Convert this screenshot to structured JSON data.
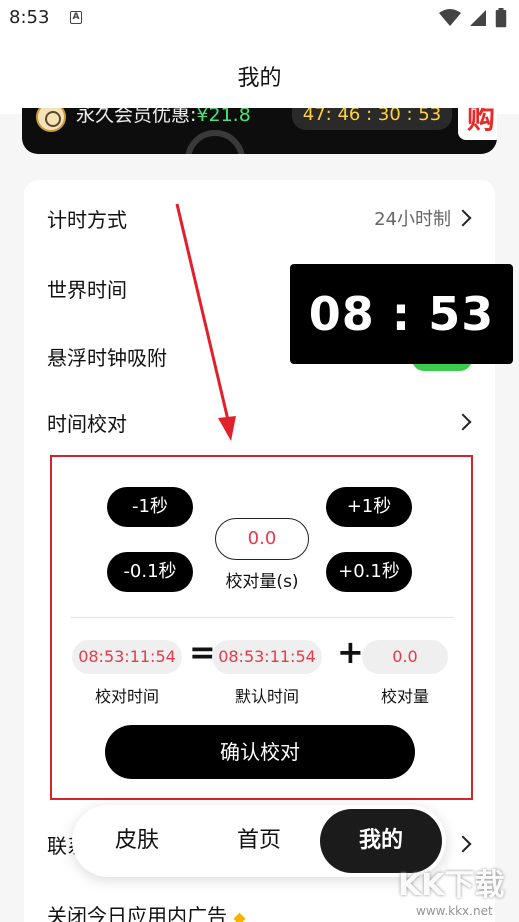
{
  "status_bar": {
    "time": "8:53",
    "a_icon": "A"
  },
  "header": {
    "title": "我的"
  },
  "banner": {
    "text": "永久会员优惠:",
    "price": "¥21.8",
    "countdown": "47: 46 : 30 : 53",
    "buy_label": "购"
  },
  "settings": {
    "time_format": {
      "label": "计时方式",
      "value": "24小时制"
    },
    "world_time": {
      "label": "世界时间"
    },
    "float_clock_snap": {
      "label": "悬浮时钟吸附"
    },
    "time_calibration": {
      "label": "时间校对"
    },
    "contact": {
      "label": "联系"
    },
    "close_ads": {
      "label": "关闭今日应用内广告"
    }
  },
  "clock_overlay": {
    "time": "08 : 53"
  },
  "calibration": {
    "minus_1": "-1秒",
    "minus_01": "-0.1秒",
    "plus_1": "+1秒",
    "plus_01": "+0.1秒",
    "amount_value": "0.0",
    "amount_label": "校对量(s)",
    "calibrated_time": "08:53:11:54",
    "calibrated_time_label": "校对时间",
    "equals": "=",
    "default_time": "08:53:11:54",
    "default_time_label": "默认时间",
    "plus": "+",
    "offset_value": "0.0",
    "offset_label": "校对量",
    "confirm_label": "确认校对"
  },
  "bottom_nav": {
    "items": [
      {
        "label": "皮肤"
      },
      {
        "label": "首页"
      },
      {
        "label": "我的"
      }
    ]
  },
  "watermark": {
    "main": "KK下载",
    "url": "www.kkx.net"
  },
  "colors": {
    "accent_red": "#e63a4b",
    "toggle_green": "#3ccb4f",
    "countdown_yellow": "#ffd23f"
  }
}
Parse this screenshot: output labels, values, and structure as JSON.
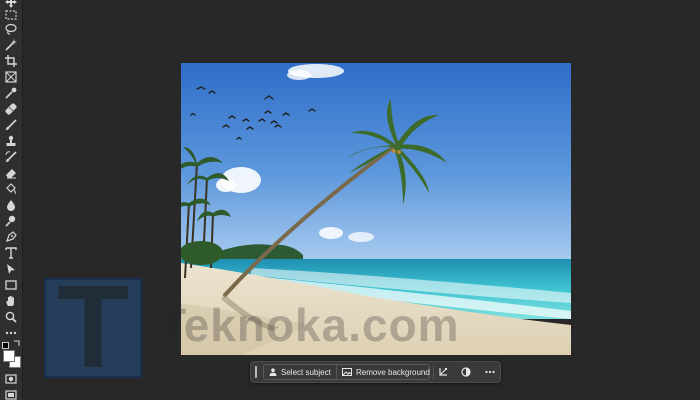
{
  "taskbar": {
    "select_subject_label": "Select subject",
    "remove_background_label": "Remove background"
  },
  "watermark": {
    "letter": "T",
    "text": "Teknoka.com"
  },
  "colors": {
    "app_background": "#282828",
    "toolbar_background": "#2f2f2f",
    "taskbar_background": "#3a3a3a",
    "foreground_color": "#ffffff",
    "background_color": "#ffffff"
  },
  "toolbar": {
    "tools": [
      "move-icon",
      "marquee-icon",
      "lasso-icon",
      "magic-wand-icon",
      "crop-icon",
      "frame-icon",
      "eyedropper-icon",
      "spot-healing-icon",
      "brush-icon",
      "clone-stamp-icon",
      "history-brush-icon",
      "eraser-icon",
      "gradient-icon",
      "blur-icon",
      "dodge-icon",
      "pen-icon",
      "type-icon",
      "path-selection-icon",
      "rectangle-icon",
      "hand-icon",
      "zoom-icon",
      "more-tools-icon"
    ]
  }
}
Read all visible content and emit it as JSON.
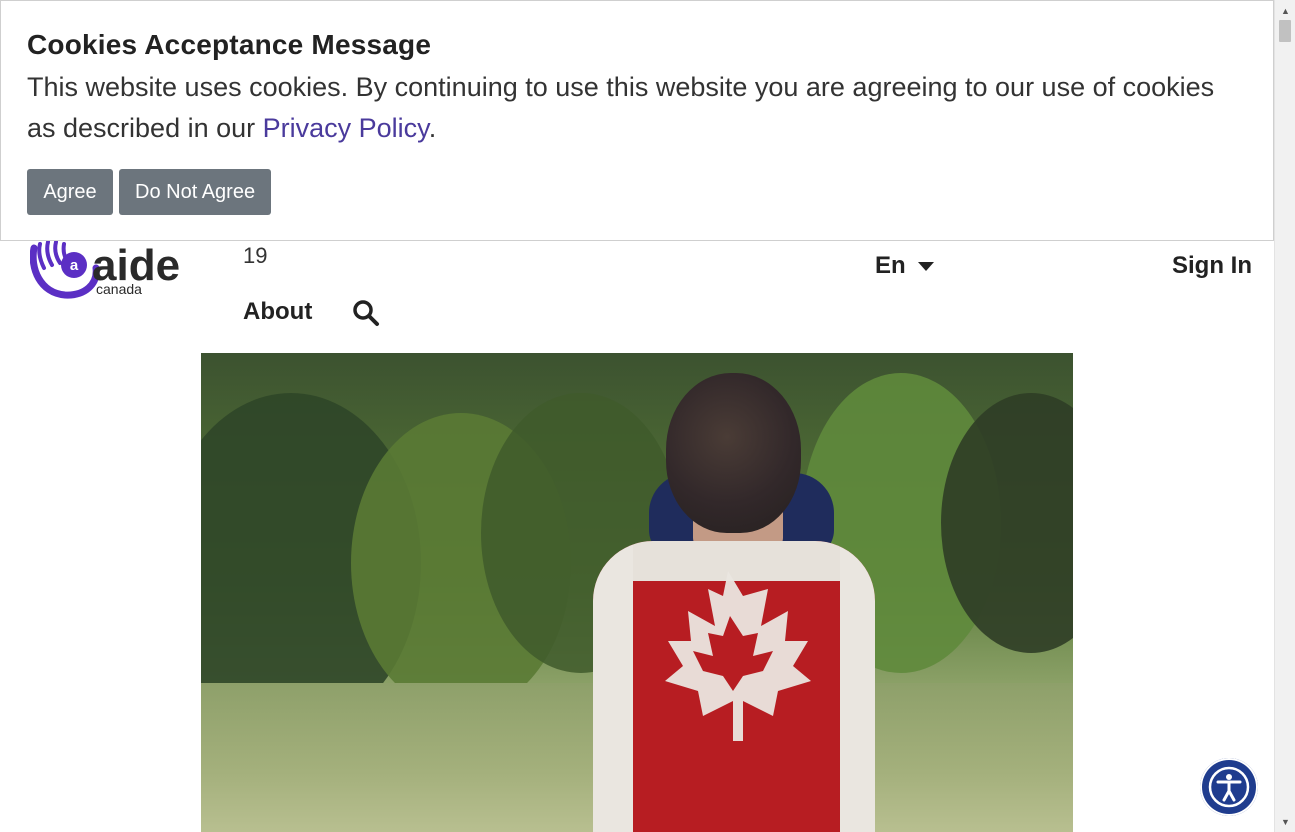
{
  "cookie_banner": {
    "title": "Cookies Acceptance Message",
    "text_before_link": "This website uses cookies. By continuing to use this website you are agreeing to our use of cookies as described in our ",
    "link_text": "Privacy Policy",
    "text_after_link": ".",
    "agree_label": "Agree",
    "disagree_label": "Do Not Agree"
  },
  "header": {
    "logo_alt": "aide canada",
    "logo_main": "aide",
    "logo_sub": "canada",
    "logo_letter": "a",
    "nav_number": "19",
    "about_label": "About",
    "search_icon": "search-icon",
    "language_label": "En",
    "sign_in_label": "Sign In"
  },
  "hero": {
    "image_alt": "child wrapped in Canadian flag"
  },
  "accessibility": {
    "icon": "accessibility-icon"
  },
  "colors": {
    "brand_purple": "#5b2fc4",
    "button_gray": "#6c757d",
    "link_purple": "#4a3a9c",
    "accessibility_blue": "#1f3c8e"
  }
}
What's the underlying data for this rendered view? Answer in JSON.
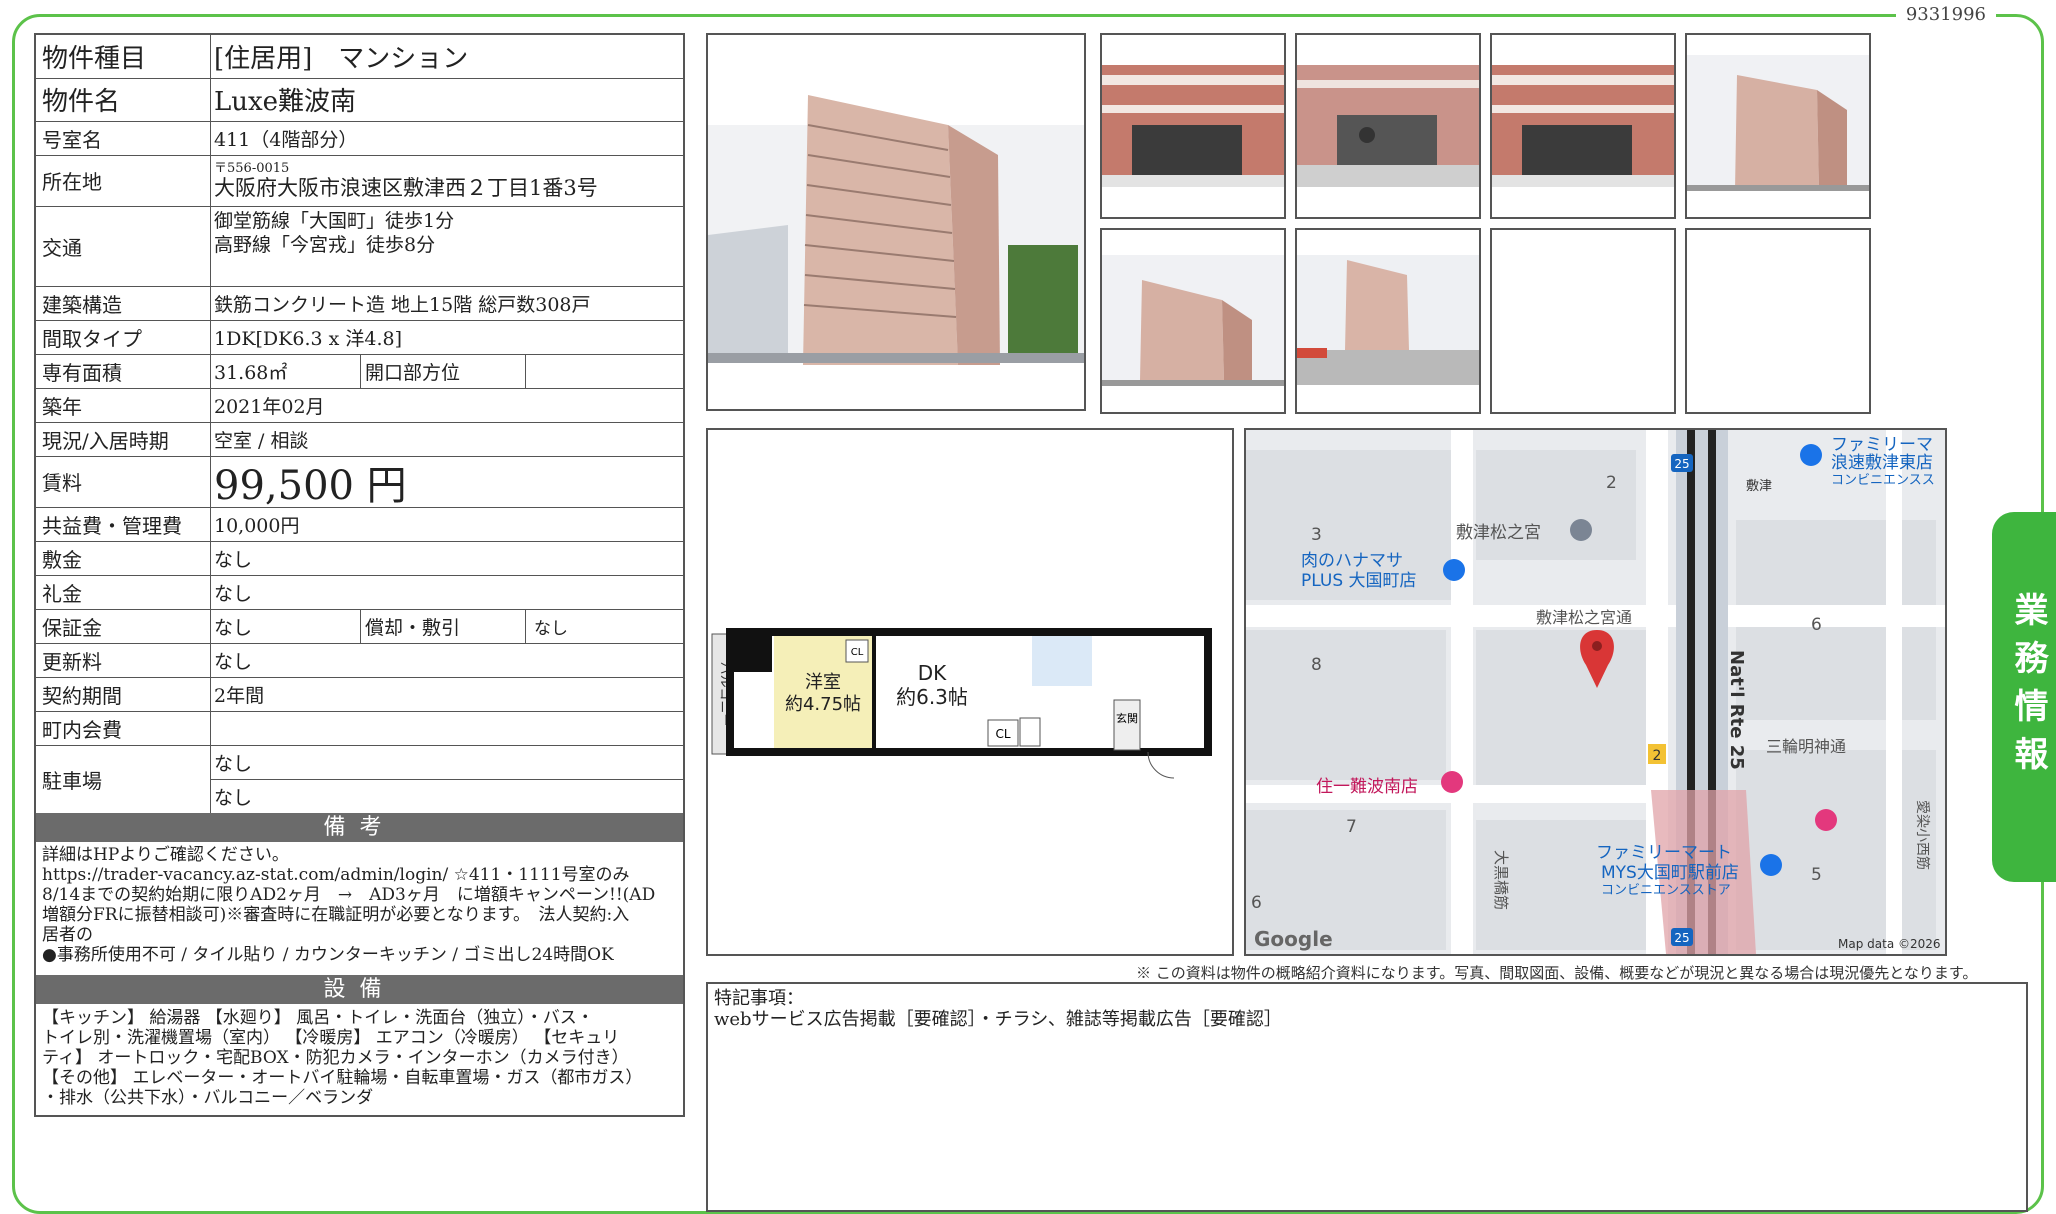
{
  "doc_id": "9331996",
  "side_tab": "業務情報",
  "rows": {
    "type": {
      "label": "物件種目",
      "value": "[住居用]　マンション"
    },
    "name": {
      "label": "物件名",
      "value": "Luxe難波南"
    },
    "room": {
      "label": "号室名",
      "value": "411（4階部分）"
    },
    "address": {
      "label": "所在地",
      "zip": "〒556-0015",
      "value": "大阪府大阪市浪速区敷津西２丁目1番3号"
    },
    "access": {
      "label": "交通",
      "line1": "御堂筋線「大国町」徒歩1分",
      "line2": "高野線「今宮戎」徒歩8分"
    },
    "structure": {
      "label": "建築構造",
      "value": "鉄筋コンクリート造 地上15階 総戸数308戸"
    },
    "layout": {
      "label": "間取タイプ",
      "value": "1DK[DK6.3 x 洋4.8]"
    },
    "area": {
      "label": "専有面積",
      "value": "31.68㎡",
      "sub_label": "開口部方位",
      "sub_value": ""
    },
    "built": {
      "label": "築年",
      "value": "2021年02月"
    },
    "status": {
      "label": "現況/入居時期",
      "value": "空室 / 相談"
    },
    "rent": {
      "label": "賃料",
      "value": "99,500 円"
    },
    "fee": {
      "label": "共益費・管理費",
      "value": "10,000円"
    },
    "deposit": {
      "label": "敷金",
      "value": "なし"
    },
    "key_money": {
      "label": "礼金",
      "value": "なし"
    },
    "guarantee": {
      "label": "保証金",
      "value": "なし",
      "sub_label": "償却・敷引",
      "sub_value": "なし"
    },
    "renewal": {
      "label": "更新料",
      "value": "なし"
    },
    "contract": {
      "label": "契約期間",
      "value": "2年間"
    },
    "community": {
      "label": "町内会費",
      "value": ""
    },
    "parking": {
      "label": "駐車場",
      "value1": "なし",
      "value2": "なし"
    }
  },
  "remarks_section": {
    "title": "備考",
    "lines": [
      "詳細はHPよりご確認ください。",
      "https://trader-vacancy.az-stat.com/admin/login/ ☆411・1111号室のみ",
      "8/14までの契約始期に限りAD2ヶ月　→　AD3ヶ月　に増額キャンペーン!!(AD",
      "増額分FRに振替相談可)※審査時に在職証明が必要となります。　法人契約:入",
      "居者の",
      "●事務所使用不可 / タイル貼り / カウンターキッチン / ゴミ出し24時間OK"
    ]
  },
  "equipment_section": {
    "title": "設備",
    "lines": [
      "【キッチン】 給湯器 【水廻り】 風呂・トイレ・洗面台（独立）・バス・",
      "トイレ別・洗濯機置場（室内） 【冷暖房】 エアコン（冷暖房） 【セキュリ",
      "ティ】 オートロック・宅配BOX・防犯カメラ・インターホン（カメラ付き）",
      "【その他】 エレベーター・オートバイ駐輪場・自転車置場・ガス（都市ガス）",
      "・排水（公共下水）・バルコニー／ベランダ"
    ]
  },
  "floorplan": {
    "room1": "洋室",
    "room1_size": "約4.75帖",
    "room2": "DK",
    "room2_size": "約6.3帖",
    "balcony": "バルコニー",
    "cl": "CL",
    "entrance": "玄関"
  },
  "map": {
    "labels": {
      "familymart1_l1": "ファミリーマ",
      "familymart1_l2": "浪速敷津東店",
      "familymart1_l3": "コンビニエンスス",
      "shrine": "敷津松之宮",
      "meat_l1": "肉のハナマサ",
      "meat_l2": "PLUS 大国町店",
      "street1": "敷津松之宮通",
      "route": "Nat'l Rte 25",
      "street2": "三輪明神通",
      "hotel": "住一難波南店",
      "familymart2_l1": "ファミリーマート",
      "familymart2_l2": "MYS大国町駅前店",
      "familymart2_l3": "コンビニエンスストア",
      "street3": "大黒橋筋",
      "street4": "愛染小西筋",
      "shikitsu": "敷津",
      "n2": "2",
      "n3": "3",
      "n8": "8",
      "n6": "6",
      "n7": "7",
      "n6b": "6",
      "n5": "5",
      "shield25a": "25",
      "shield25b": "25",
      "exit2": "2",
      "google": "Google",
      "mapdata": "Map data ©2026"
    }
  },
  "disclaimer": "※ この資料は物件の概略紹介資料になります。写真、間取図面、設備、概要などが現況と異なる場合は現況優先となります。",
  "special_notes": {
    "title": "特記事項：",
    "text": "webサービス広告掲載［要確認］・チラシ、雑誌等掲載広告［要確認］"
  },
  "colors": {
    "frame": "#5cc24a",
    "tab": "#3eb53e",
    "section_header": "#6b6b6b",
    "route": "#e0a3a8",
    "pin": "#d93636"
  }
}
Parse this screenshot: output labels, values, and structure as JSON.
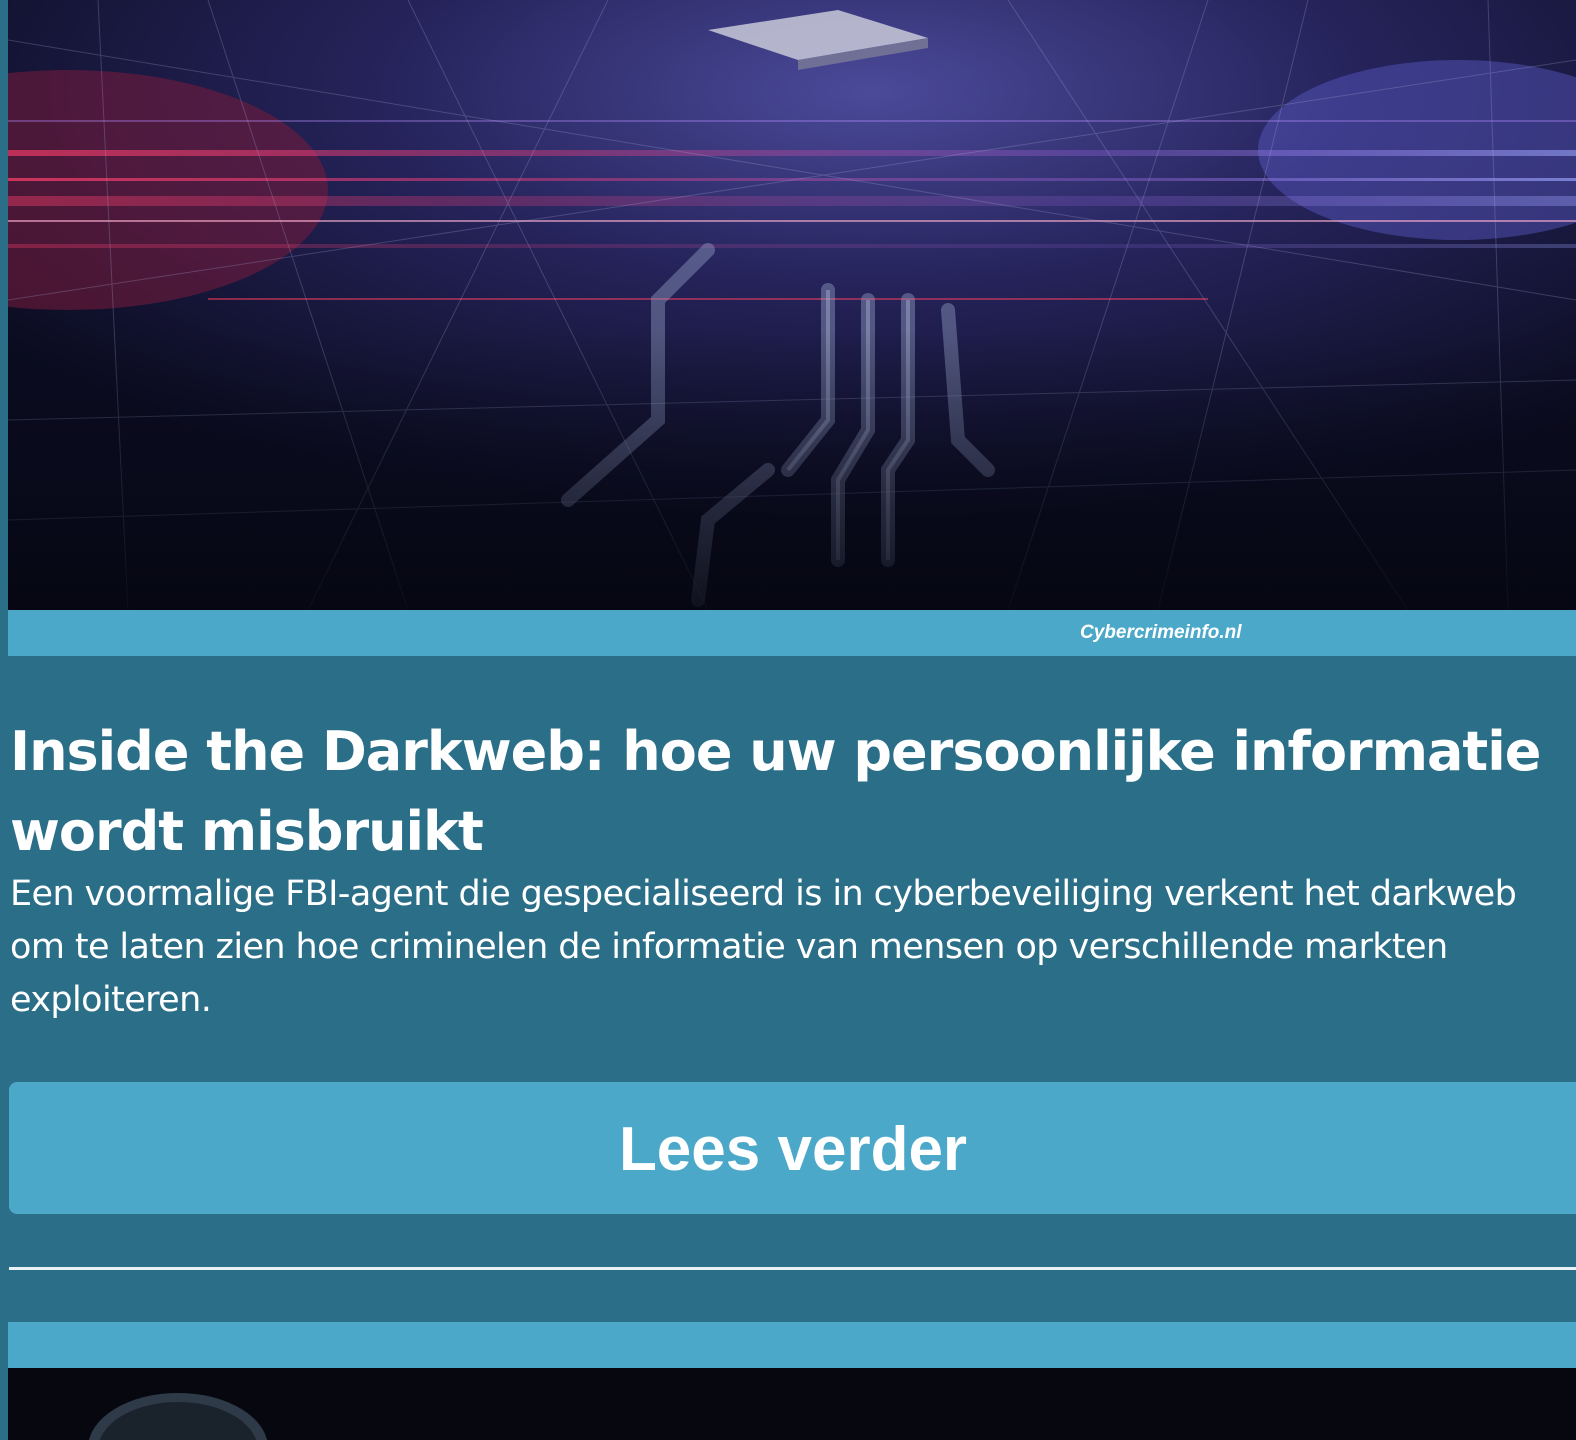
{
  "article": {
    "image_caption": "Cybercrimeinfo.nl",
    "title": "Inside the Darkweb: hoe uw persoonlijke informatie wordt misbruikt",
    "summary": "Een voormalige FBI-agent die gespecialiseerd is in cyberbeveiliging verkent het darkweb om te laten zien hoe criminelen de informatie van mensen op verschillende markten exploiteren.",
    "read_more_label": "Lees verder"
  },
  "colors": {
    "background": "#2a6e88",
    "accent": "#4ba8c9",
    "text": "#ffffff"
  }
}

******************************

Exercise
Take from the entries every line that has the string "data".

Response to this exercise
Convert this screenshot to structured JSON data.
What's the underlying data for this rendered view? Answer in JSON.
      "mapdata": "Map data ©2026"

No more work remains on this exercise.